If you are unsure whether your company is subject to OFCCP standards, generally speaking, a company is a contractor and is covered by EEO laws enforced by the OFCCP if it enters into a non-exempt contract or subcontract with any department, agency, establishment or instrumentality of the executive branch of the Federal government for the purchase, sale or use of supplies or services.
The OFCCP has recently become more aggressive when it comes to compliance enforcement. Recent enforcement enhancements include:
- Increase compliance evaluations and complaint investigations by approximately 20%.
- Elimination of the cap on compliance reviews which up until now, was 25 facilities of a business per year.
- Hiring over 200 additional compliance officers and other enforcement personnel.
Specifically, the focus of this increase in enforcement is related to the outreach and recruitment of individuals with disabilities under Section 503 of the Rehabilitation Act of 1973 (as amended) and covered veterans including vets with service-related disabilities which falls under the Vietnam Era Veterans Readjustment Assistance Act of 1974 (VEVRAA).
While the agency will consider good faith efforts, if the contractor is not successful in recruiting people with disabilities, they will want to know why, making it clear that this is not just about “checking the box”. They are looking for evidence of the outreach along with measurable results as a result of the outreach.
Acceptable outreach may include:
- Formal communication with college placement offices and even better, direct communication with the college’s office of disability student services.
- Appropriate depiction of individuals with disabilities in contractor marketing materials.
The OFCCP may also want to review a company’s processes to increase self-identification such as a review of the invitation for self-identification including how the invitations are extended and what efforts are made if any to increase the likelihood that applicants would complete the invitation.
Keep in mind, that the OFCCP may also investigate internal mechanisms for informing applicants and employees of their contractors’ OFCCP related obligations and at any time, applicants and employees with disabilities may be interviewed and asked if they are aware of their rights under the contractors Affirmative Action Plan(AAP) and if so, if they have ever exercised their rights.

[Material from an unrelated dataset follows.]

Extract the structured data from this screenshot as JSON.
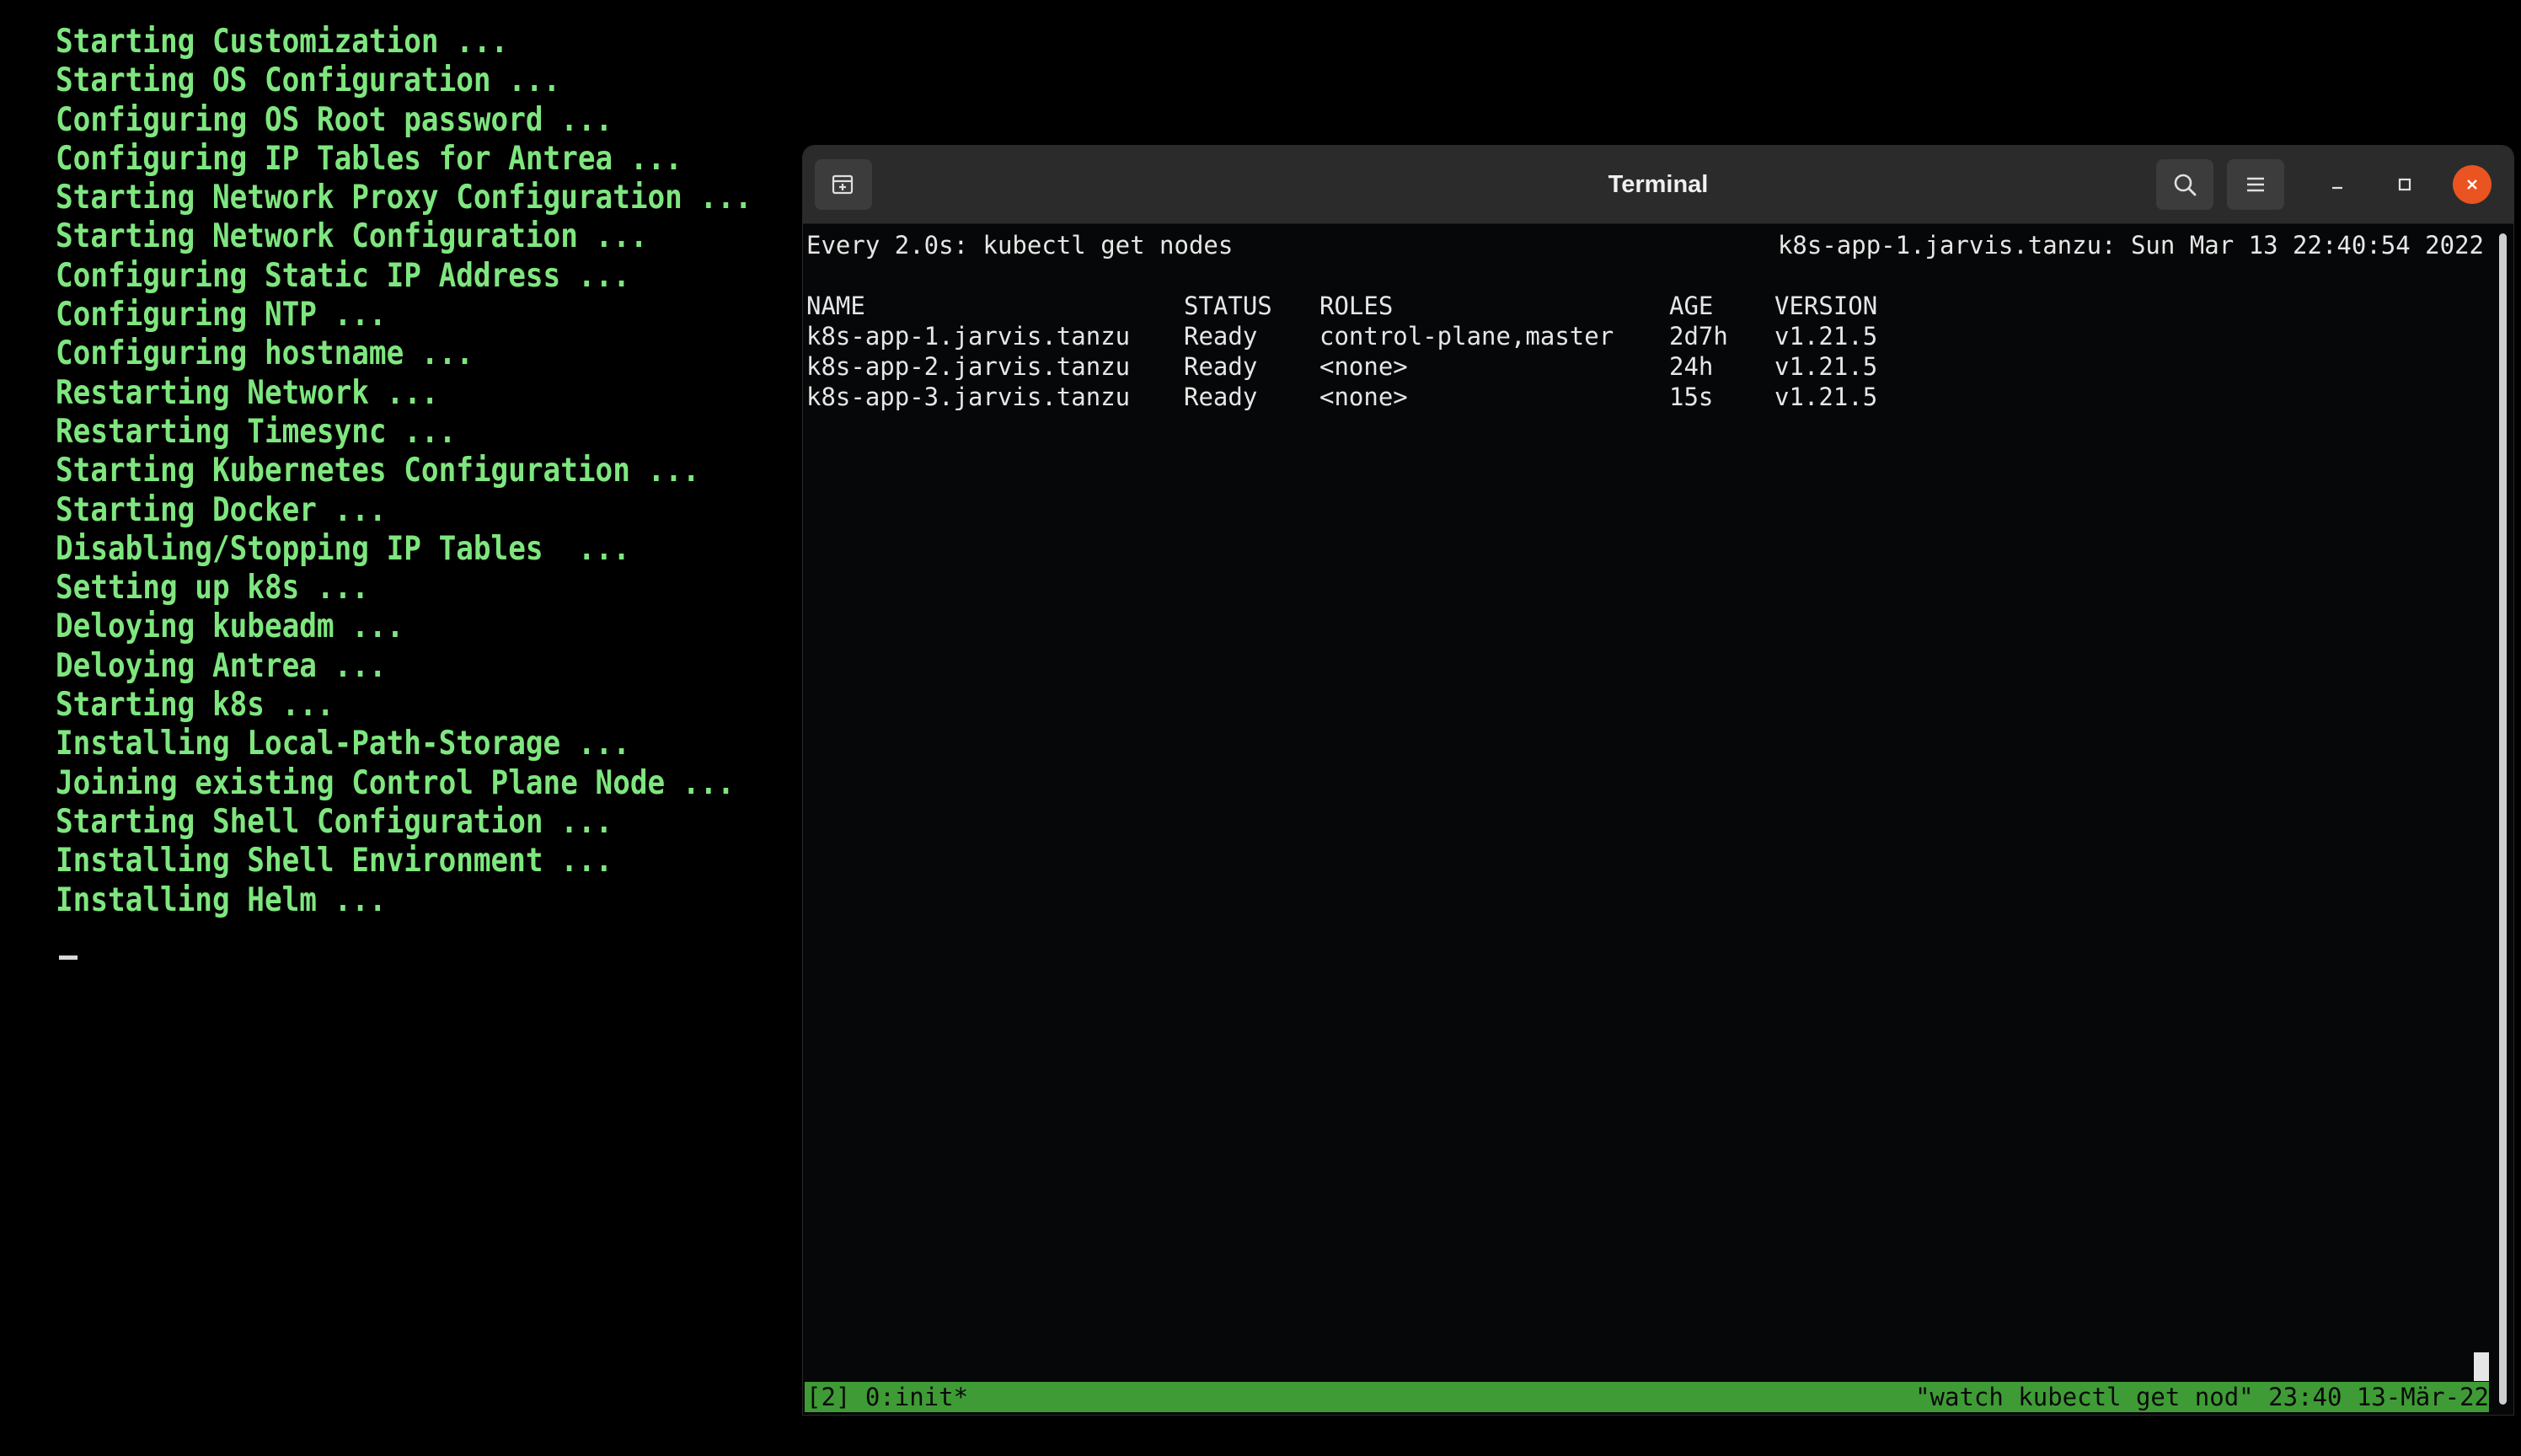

At any time, the agency may request other information such as:
All position descriptions to check whether physical or mental job requirements are included.

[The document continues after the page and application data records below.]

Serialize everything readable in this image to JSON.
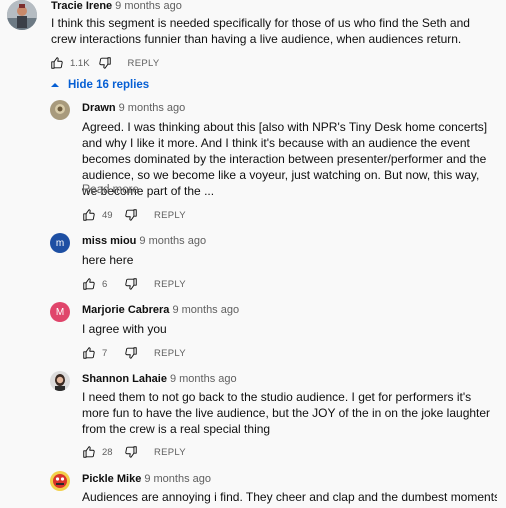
{
  "top_comment": {
    "author": "Tracie Irene",
    "time": "9 months ago",
    "text": "I think this segment is needed specifically for those of us who find the Seth and crew interactions funnier than having a live audience, when audiences return.",
    "likes": "1.1K",
    "reply_label": "REPLY"
  },
  "replies_toggle": {
    "label": "Hide 16 replies",
    "color": "#065fd4"
  },
  "replies": [
    {
      "author": "Drawn",
      "time": "9 months ago",
      "text": "Agreed. I was thinking about this [also with NPR's Tiny Desk home concerts] and why I like it more. And I think it's because with an audience the event becomes dominated by the interaction between presenter/performer and the audience, so we become like a voyeur, just watching on. But now, this way, we become part of the ...",
      "read_more": "Read more",
      "likes": "49",
      "reply_label": "REPLY"
    },
    {
      "author": "miss miou",
      "time": "9 months ago",
      "avatar_letter": "m",
      "avatar_color": "#1e4fa3",
      "text": "here here",
      "likes": "6",
      "reply_label": "REPLY"
    },
    {
      "author": "Marjorie Cabrera",
      "time": "9 months ago",
      "avatar_letter": "M",
      "avatar_color": "#e0456b",
      "text": "I agree with you",
      "likes": "7",
      "reply_label": "REPLY"
    },
    {
      "author": "Shannon Lahaie",
      "time": "9 months ago",
      "text": "I need them to not go back to the studio audience. I get for performers it's more fun to have the live audience, but the JOY of the in on the joke laughter from the crew is a real special thing",
      "likes": "28",
      "reply_label": "REPLY"
    },
    {
      "author": "Pickle Mike",
      "time": "9 months ago",
      "text": "Audiences are annoying i find.  They cheer and clap and the dumbest moments,"
    }
  ]
}
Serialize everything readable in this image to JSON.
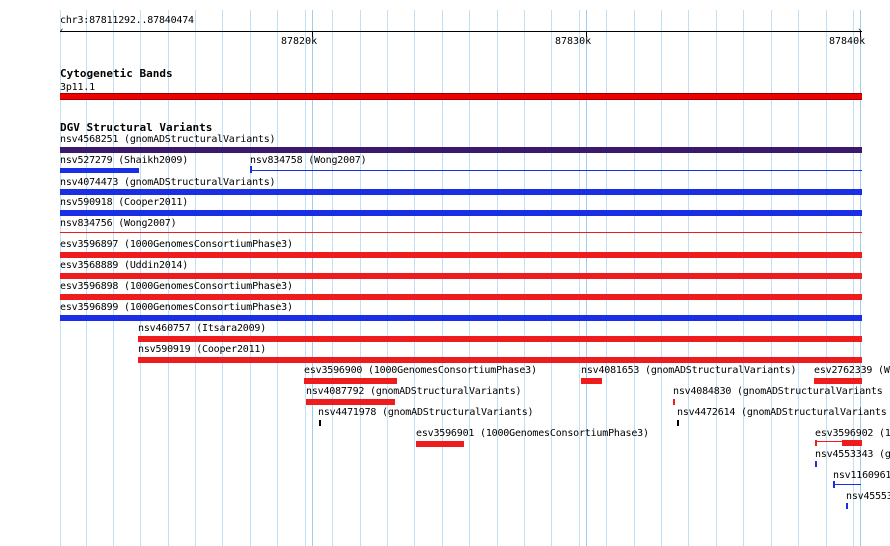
{
  "ruler": {
    "location": "chr3:87811292..87840474",
    "tick_labels": [
      "87820k",
      "87830k",
      "87840k"
    ]
  },
  "tracks": {
    "cytoband_title": "Cytogenetic Bands",
    "cytoband_label": "3p11.1",
    "dgv_title": "DGV Structural Variants"
  },
  "features": [
    {
      "label": "nsv4568251 (gnomADStructuralVariants)",
      "color": "#3b1a6e"
    },
    {
      "label": "nsv527279 (Shaikh2009)",
      "color": "#1a2ee6"
    },
    {
      "label": "nsv834758 (Wong2007)",
      "color": "#1a2ee6"
    },
    {
      "label": "nsv4074473 (gnomADStructuralVariants)",
      "color": "#1a2ee6"
    },
    {
      "label": "nsv590918 (Cooper2011)",
      "color": "#1a2ee6"
    },
    {
      "label": "nsv834756 (Wong2007)",
      "color": "#ee1c1c"
    },
    {
      "label": "esv3596897 (1000GenomesConsortiumPhase3)",
      "color": "#ee1c1c"
    },
    {
      "label": "esv3568889 (Uddin2014)",
      "color": "#ee1c1c"
    },
    {
      "label": "esv3596898 (1000GenomesConsortiumPhase3)",
      "color": "#ee1c1c"
    },
    {
      "label": "esv3596899 (1000GenomesConsortiumPhase3)",
      "color": "#1a2ee6"
    },
    {
      "label": "nsv460757 (Itsara2009)",
      "color": "#ee1c1c"
    },
    {
      "label": "nsv590919 (Cooper2011)",
      "color": "#ee1c1c"
    },
    {
      "label": "esv3596900 (1000GenomesConsortiumPhase3)",
      "color": "#ee1c1c"
    },
    {
      "label": "nsv4081653 (gnomADStructuralVariants)",
      "color": "#ee1c1c"
    },
    {
      "label": "esv2762339 (W",
      "color": "#ee1c1c"
    },
    {
      "label": "nsv4087792 (gnomADStructuralVariants)",
      "color": "#ee1c1c"
    },
    {
      "label": "nsv4084830 (gnomADStructuralVariants",
      "color": "#ee1c1c"
    },
    {
      "label": "nsv4471978 (gnomADStructuralVariants)",
      "color": "#000000"
    },
    {
      "label": "nsv4472614 (gnomADStructuralVariants",
      "color": "#000000"
    },
    {
      "label": "esv3596901 (1000GenomesConsortiumPhase3)",
      "color": "#ee1c1c"
    },
    {
      "label": "esv3596902 (1",
      "color": "#ee1c1c"
    },
    {
      "label": "nsv4553343 (g",
      "color": "#1a2ee6"
    },
    {
      "label": "nsv1160961",
      "color": "#1a2ee6"
    },
    {
      "label": "nsv45553",
      "color": "#1a2ee6"
    }
  ]
}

Copies of all disability related grievances
List of all known employees who have a disability.
Copies of information provided to applicants concerning reasonable accommodations.
A contractor’s website accessibility and compatibility with the most common assistive technology software.
Avenues for applicants and employees to request accommodations
To learn about best practices relative to OFCCP compliance and beyond, contact Springboard Consulting LLC at 973-813-7260 x102 or email us at email@example.com.